- [PROBLEM DESCRIPTION] Each line in the listing below that includes "安徽省巨灾防范工程项目可行性研究报告审批前公示" should be counted; give the total and nothing more.

- [DATA FOR THIS TASK]

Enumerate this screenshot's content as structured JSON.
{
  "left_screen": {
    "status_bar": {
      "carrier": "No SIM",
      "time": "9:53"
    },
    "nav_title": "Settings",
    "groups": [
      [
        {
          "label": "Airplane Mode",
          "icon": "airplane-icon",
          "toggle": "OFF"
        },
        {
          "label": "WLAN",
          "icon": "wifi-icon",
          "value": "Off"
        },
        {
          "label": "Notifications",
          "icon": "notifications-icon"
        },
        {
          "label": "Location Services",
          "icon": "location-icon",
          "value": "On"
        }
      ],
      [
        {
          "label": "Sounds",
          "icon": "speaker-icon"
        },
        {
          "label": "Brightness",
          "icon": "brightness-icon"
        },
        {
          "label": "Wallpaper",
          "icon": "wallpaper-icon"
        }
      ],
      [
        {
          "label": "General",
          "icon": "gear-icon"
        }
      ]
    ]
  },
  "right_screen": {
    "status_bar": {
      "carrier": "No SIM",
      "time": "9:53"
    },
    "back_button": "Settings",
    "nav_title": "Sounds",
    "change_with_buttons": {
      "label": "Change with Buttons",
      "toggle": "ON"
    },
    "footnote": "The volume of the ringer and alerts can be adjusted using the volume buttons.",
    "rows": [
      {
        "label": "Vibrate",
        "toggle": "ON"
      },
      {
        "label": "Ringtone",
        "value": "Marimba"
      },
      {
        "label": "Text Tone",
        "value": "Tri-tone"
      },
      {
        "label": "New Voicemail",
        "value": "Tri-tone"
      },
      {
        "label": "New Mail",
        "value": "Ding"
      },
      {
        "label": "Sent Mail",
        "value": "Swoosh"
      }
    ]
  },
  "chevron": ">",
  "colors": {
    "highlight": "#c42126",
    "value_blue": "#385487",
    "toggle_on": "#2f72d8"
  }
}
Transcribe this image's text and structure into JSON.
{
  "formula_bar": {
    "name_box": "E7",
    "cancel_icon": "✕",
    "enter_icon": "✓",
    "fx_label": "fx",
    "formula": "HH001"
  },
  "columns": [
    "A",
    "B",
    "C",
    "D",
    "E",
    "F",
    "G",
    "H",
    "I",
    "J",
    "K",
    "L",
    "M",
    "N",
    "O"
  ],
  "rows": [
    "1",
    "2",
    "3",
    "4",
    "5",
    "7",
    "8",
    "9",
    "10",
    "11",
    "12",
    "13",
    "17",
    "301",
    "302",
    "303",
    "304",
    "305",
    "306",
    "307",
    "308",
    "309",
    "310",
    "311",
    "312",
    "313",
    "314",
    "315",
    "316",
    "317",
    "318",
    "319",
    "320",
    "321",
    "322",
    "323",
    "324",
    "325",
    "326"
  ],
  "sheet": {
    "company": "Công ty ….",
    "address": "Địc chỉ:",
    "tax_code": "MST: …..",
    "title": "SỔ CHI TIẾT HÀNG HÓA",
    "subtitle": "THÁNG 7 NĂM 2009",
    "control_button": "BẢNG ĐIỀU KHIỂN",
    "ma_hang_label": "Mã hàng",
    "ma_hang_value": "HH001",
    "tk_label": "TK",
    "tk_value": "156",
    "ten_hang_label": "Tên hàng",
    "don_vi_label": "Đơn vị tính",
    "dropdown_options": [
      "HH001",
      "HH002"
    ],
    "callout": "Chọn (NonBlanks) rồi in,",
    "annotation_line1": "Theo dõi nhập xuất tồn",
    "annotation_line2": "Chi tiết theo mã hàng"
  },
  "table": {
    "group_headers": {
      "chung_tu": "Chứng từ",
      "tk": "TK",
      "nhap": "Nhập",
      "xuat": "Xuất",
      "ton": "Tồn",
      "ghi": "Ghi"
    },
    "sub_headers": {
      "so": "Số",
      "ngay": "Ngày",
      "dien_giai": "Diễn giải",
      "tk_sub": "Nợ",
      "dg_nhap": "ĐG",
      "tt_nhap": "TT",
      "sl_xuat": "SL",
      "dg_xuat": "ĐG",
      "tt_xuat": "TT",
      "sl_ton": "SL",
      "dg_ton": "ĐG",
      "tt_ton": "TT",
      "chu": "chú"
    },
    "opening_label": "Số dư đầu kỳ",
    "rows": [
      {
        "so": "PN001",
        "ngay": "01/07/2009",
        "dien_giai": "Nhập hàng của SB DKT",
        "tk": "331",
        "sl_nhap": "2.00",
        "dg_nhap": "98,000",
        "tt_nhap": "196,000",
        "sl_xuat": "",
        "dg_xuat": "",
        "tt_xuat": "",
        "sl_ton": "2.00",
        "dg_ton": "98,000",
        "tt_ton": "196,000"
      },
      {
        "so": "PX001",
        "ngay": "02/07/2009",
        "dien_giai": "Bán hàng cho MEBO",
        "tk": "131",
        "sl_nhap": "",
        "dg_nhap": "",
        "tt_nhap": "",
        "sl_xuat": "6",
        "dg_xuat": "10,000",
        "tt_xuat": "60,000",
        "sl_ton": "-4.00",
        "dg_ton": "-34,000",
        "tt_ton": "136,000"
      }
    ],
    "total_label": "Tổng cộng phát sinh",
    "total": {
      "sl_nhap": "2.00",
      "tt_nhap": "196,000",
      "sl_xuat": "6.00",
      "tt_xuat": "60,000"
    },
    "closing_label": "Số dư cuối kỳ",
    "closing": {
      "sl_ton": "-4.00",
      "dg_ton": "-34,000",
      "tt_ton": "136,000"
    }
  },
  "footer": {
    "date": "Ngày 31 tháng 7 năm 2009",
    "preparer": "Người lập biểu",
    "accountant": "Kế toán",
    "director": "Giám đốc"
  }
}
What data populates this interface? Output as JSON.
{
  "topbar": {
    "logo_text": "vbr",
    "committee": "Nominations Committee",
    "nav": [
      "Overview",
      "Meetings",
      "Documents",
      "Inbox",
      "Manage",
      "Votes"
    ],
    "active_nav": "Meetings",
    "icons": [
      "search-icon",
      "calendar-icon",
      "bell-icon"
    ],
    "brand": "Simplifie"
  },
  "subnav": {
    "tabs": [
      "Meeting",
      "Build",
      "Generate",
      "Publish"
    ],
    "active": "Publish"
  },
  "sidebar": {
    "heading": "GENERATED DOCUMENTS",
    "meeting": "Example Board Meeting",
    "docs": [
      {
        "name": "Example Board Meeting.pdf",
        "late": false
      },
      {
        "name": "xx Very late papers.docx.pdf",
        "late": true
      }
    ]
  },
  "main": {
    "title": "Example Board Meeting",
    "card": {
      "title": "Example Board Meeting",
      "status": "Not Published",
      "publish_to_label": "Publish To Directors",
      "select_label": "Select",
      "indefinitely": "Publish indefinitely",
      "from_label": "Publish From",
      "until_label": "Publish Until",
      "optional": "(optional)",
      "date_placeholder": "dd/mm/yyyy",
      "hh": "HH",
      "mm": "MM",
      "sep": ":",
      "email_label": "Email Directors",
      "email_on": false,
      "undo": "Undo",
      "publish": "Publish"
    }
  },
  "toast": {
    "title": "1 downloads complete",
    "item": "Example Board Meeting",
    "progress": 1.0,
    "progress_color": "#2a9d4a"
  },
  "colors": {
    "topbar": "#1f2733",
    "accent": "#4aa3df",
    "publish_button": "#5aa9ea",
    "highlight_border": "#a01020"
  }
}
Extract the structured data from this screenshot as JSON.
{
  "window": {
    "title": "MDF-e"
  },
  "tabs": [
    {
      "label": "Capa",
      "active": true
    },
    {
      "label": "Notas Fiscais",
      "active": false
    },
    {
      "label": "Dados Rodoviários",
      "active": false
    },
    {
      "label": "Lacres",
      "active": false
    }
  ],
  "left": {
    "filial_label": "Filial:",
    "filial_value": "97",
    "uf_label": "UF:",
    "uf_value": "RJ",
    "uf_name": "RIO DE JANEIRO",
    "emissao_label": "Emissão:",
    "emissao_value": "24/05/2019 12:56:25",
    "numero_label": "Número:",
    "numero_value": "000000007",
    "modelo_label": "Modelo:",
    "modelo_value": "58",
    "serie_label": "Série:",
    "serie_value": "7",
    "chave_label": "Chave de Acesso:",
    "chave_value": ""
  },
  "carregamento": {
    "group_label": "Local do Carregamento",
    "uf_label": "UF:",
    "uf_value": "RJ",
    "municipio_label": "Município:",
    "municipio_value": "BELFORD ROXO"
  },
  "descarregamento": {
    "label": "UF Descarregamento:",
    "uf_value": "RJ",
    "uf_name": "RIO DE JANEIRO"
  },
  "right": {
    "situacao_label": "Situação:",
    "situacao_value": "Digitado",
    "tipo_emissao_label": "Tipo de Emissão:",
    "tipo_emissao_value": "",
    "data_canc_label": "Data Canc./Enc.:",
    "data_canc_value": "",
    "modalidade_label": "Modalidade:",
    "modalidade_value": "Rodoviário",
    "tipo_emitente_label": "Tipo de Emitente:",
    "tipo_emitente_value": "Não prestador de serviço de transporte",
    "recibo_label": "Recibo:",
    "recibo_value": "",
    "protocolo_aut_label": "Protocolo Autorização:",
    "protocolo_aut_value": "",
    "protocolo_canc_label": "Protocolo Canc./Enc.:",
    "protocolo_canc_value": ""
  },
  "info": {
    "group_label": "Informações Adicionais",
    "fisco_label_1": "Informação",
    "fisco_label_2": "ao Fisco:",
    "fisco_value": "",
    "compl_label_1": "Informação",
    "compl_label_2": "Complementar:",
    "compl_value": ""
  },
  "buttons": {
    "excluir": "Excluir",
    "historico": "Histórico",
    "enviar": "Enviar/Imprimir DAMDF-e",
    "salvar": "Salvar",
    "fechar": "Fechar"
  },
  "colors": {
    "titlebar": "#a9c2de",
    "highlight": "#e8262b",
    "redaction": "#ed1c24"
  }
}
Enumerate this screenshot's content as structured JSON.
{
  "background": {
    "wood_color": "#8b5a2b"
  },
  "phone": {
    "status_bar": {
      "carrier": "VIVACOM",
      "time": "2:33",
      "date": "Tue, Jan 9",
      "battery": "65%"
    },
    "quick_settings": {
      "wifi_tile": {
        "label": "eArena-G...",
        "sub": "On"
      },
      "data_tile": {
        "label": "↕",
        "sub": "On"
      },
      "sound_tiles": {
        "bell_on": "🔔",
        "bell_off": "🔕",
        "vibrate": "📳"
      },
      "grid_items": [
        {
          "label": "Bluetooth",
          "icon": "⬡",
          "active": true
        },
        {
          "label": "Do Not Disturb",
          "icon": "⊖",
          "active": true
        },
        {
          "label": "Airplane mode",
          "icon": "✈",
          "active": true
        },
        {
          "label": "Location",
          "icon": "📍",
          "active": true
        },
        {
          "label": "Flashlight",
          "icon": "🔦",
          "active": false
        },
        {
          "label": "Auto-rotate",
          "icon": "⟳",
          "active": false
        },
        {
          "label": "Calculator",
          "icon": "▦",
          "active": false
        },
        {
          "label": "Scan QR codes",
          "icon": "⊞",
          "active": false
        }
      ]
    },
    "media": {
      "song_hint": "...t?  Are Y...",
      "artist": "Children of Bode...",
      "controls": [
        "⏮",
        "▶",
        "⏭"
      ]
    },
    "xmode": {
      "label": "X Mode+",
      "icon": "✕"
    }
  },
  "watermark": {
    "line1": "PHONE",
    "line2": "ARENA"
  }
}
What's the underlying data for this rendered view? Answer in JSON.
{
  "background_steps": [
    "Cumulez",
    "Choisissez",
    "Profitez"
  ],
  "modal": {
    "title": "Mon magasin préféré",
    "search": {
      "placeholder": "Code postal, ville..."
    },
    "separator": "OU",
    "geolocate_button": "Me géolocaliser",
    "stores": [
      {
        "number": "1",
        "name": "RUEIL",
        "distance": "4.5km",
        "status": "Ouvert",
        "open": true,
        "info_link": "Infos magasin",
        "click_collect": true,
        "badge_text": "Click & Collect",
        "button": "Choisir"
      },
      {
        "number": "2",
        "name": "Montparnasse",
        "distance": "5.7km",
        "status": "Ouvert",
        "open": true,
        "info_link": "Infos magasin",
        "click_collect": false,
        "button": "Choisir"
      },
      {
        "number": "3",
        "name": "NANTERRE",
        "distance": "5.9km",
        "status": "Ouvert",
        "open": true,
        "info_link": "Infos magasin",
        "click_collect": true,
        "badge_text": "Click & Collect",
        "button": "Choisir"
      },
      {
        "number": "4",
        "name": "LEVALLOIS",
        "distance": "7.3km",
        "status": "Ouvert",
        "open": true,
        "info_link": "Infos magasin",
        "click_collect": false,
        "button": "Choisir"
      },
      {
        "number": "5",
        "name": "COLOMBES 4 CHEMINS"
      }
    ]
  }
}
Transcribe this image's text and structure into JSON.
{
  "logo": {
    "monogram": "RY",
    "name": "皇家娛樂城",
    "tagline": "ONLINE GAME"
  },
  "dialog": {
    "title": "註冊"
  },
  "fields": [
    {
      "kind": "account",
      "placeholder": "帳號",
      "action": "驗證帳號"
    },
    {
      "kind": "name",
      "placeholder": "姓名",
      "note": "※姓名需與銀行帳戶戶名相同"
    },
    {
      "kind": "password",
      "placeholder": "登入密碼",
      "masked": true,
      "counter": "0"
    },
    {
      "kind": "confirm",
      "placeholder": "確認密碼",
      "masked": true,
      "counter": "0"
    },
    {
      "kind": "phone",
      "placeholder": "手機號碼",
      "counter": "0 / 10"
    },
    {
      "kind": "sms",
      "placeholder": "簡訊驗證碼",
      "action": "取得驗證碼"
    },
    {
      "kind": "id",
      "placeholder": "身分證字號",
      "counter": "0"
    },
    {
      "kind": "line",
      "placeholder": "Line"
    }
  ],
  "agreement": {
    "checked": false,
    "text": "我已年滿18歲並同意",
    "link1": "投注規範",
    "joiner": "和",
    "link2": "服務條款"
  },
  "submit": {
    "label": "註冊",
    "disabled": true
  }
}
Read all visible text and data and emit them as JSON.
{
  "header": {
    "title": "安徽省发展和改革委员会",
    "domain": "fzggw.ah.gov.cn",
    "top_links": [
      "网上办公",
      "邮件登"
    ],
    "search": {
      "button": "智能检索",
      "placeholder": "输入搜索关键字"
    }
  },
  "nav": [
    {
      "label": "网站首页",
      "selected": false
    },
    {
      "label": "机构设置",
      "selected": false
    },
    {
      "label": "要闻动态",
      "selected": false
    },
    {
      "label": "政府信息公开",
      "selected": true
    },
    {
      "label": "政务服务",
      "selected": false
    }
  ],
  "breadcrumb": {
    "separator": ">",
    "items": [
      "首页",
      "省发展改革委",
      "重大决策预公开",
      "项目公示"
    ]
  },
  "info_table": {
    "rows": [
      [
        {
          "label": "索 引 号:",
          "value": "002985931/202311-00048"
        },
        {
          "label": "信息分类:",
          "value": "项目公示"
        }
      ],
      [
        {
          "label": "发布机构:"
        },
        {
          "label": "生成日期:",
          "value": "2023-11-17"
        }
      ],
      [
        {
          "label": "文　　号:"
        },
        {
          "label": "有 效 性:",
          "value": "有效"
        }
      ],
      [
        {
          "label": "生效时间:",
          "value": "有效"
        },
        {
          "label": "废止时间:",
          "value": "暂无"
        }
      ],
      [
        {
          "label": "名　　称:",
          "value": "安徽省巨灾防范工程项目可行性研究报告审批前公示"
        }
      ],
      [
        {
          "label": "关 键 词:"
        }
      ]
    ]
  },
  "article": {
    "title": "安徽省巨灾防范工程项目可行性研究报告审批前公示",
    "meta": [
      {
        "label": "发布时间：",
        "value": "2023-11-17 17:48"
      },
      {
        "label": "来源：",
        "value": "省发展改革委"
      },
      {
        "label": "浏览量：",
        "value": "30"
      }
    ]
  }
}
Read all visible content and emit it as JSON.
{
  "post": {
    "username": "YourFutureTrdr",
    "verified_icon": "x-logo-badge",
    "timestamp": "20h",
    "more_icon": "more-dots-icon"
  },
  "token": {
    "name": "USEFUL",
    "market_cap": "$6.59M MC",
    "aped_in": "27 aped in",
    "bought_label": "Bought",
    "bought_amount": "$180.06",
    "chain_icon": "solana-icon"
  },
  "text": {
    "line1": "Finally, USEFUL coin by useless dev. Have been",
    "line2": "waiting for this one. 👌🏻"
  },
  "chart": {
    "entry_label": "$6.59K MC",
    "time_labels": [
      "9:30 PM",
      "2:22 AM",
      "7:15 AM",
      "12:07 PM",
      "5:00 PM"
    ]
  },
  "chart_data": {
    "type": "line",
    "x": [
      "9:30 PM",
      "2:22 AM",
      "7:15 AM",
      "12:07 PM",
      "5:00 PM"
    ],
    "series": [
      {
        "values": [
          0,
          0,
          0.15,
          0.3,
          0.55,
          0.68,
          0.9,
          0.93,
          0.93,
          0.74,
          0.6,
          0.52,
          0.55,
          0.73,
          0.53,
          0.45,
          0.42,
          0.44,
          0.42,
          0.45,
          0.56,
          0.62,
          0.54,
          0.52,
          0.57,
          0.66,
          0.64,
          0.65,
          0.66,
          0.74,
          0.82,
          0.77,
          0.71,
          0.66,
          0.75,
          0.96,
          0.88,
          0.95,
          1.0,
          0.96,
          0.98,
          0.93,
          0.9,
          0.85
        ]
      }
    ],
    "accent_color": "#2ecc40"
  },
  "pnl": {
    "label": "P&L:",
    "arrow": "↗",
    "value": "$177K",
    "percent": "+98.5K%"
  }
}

- [ANSWER FOR THE TASK] 2